4 Natural Remedies For Acid Reflux
Acid reflux is usually seen in adults, however, it is also common in babies. Medications such as acid suppression drugs and antacids help alleviate symptoms, however, overuse can result in rebound acid reflux.
These medications may also lead to side effects such as muscle pain, too much calcium in the blood, kidney disorders, and cardiac abnormalities. It is for this reason that natural home remedies may be safer and more effective in treating this upper digestive disorder. Here are four natural home remedies to help reduce the symptoms of acid reflux disease:
Elevate The Head Of The Bed
Placing blocks or risers under the head of the bed can dramatically help decrease nighttime acid reflux symptoms. This is because lying flat promotes the migration of stomach acid into the esophagus and throat. When the head of the bed is elevated, gravity helps keep gastric acid from traveling upwards.
In addition to raising the head of the bed, sleeping on your left side will also help diminish the flow of stomach acid up into the throat. Sleeping on your right side may promote the release and migration of stomach acid, worsening the symptoms of heartburn, sore throat, and coughing.
Nighttime acid reflux may also raise the risk for pulmonary aspiration of stomach acid. When stomach acid gets into the lungs, bacterial infections and pneumonia may develop.
If you have severe acid reflux disease and develop extreme coughing, mucus production, chills, fever, body aches, or chest pain, see your doctor right away. These symptoms indicate the presence of a respiratory infection that may require antibiotic treatment.

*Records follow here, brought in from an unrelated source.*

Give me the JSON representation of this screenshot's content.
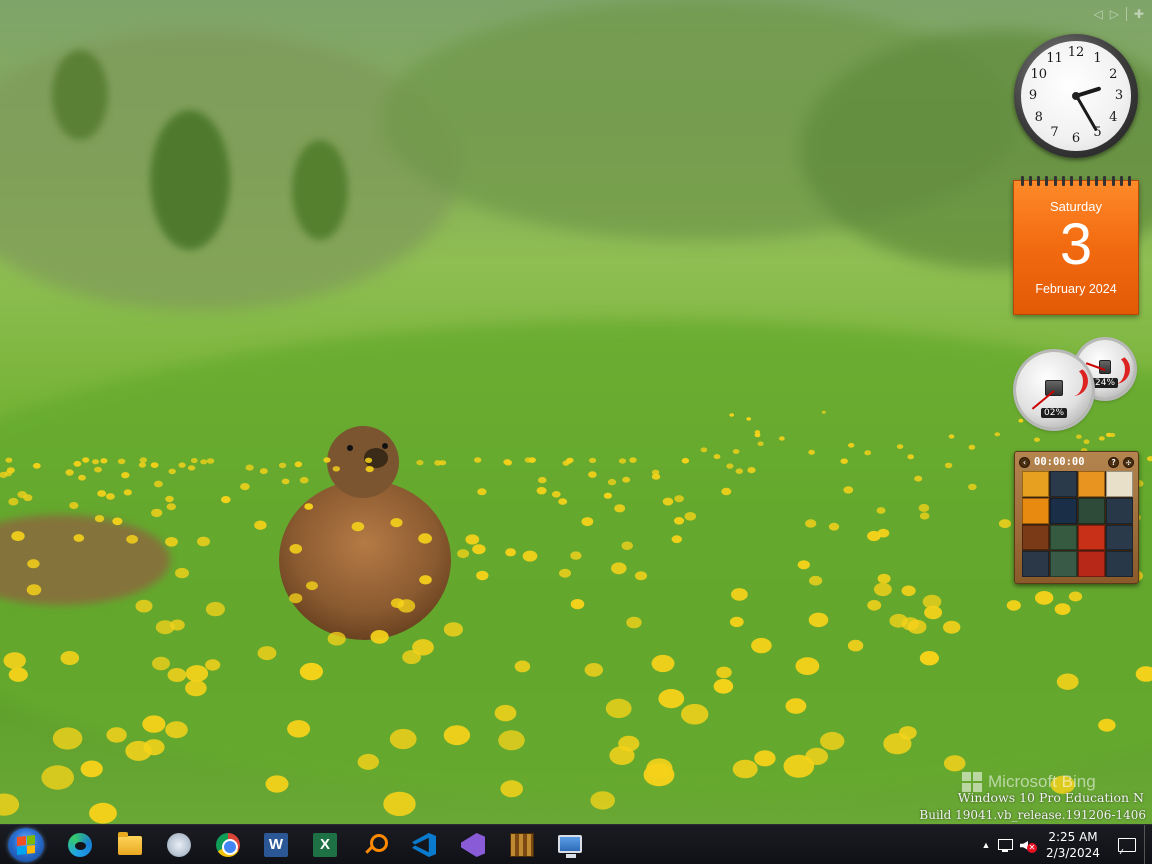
{
  "desktop": {
    "watermark_brand": "Microsoft Bing",
    "os_edition": "Windows 10 Pro Education N",
    "os_build": "Build 19041.vb_release.191206-1406"
  },
  "gadget_controls": {
    "prev_icon": "chevron-left-icon",
    "next_icon": "chevron-right-icon",
    "add_icon": "plus-icon",
    "prev_glyph": "◁",
    "next_glyph": "▷",
    "add_glyph": "✚"
  },
  "clock": {
    "numerals": [
      "12",
      "1",
      "2",
      "3",
      "4",
      "5",
      "6",
      "7",
      "8",
      "9",
      "10",
      "11"
    ],
    "hour": 2,
    "minute": 25
  },
  "calendar": {
    "weekday": "Saturday",
    "day": "3",
    "month_year": "February 2024",
    "accent": "#f26a10"
  },
  "cpu_meter": {
    "cpu_percent": "02%",
    "memory_percent": "24%",
    "cpu_value": 2,
    "memory_value": 24
  },
  "puzzle": {
    "timer": "00:00:00",
    "back_icon": "back-arrow-icon",
    "help_icon": "help-icon",
    "solve_icon": "solve-icon",
    "tiles": [
      "#e8a020",
      "#2b3a4a",
      "#e89420",
      "#e8e0c8",
      "#e88a10",
      "#1a2e48",
      "#2e4a38",
      "#283848",
      "#7a3a18",
      "#355a40",
      "#c83018",
      "#2a3a4a",
      "#2a3848",
      "#3a5a48",
      "#b82818",
      "#283848"
    ]
  },
  "taskbar": {
    "apps": [
      {
        "name": "edge-icon",
        "label": "Microsoft Edge"
      },
      {
        "name": "file-explorer-icon",
        "label": "File Explorer"
      },
      {
        "name": "steam-icon",
        "label": "Steam"
      },
      {
        "name": "chrome-icon",
        "label": "Google Chrome"
      },
      {
        "name": "word-icon",
        "label": "Word",
        "glyph": "W"
      },
      {
        "name": "excel-icon",
        "label": "Excel",
        "glyph": "X"
      },
      {
        "name": "search-tool-icon",
        "label": "Search"
      },
      {
        "name": "vscode-icon",
        "label": "Visual Studio Code"
      },
      {
        "name": "visual-studio-icon",
        "label": "Visual Studio"
      },
      {
        "name": "game-icon",
        "label": "Game"
      },
      {
        "name": "remote-desktop-icon",
        "label": "Remote Desktop"
      }
    ],
    "tray": {
      "chevron": "▲",
      "time": "2:25 AM",
      "date": "2/3/2024"
    }
  }
}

Check Your Medications
Certain medications can lead to extreme acid reflux and resultant heartburn. Beta blockers are used to treat high blood pressure, migraine headaches, cardiac abnormalities, and anxiety. They are also used to help prevent heart attack and stroke, and to reduce the tremors and fast heart rate often associated with hyperthyroidism.
Although beta blockers are highly effective in treating these disorders, they can weaken the lower esophageal sphincter muscle which may allow the release of stomach acid into the upper digestive tract. People who take beta blockers should never abruptly stop taking them.

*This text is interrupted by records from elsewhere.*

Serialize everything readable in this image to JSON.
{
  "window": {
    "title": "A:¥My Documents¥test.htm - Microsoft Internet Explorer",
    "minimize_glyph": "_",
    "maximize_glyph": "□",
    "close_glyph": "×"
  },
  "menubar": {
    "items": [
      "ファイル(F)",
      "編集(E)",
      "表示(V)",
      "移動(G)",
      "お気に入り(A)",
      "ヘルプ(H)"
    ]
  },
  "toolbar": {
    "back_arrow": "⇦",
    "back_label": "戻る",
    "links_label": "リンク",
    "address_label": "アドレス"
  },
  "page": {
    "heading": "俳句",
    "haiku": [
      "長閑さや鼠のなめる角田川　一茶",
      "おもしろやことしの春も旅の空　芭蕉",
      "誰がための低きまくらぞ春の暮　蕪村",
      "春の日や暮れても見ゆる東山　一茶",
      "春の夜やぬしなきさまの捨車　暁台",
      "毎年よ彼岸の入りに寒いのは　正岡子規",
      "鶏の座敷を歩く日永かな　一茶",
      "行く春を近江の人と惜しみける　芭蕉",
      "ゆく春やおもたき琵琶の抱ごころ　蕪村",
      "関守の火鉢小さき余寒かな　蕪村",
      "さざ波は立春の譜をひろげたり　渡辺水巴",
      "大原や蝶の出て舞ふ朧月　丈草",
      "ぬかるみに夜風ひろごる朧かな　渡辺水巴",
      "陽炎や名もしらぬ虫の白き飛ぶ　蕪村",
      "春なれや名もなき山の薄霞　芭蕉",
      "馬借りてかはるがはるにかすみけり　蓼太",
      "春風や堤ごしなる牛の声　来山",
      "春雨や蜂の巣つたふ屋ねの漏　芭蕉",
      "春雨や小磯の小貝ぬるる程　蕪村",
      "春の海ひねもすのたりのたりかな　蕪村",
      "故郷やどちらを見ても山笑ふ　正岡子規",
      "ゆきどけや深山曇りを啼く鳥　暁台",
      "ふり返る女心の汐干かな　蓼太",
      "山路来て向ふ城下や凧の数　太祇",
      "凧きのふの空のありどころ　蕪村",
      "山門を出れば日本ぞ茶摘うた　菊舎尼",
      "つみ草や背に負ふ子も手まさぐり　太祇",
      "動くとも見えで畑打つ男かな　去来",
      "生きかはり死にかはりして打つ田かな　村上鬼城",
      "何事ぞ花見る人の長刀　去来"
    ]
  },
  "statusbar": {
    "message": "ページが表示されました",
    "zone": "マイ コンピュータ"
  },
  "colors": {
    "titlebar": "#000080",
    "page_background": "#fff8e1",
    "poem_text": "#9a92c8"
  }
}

Beta blockers need to weaned gradually, and failure to do so may result in a dangerous cardiac episode or spike in blood pressure. Other medications that weaken the lower esophageal sphincter include anti-anxiety drugs, bronchodilators, asthma medications, antidepressants, and estrogen supplements.
Maintain A Healthy Weight
Obesity is one of the most common causes of acid reflux. Excess adipose tissue, especially when located in the abdomen or mid-section, places pressure on the stomach. This can lead to the the backup of acid into the esophagus. Even a small reduction in weight can result in an improvement in acid reflux and heartburn.
Obesity can also heighten the risk for sleep apnea, which may also be another risk factor for acid reflux. Overweight individuals may find some relief from nighttime acid reflux if they sleep on their left sides as opposed to sleeping on their backs.
Lying flat may cause abdominal fat to press against the stomach and diaphragm, which not only leads to heartburn and reflux, but may also raise the risk for an abnormal breathing pattern and aspiration of gastric juices into the respiratory system.
Excess weight may also trigger systemic inflammation, another possible risk factor in the development of gastroesophageal reflux disease. If you are unable to lose weight on your own, talk to your doctor or nutritionist about interventions that will help you reach your weight loss goals.
Eliminate Trigger Foods
Certain foods are notorious for intensifying the symptoms of acid reflux and heartburn. While everyone has different tolerances for food, those with acid reflux disease are usually more sensitive to citrus fruit, chocolate, peppermint, onions, and coffee.
Other trigger foods include tomatoes, garlic, peppers, bananas, and fatty foods. Alcoholic beverages are also known to cause acid reflux episodes, as are certain herbal teas and dairy products. Many people believe that drinking milk helps “coat the stomach,” thereby eliminating the symptoms of dyspepsia or heartburn. While milk may temporarily provide some relief from reflux and heartburn, it may later result in an increase in stomach acid production. Chewing gum can help relieve reflux symptoms caused by eating trigger foods, however, peppermint and spearmint gum should be avoided, as these can increase heartburn.
It is important to treat acid reflux disease because severe or long-standing reflux may lead to unhealthy changes in the esophageal tissue over time.
While natural or home remedies are often very effective in treating acid reflux disease, severe cases may only respond to acid suppression medications.
These medications will prevent acid reflux, while helping to heal erosive esophageal caused by severe disease. To determine if erosions are present, a diagnostic test known as endoscopy may be recommended so that an effective treatment plan can be implemented. The sooner gastroesophageal reflux disease is recognized and addressed, the less likely you are to develop permanent esophageal damage.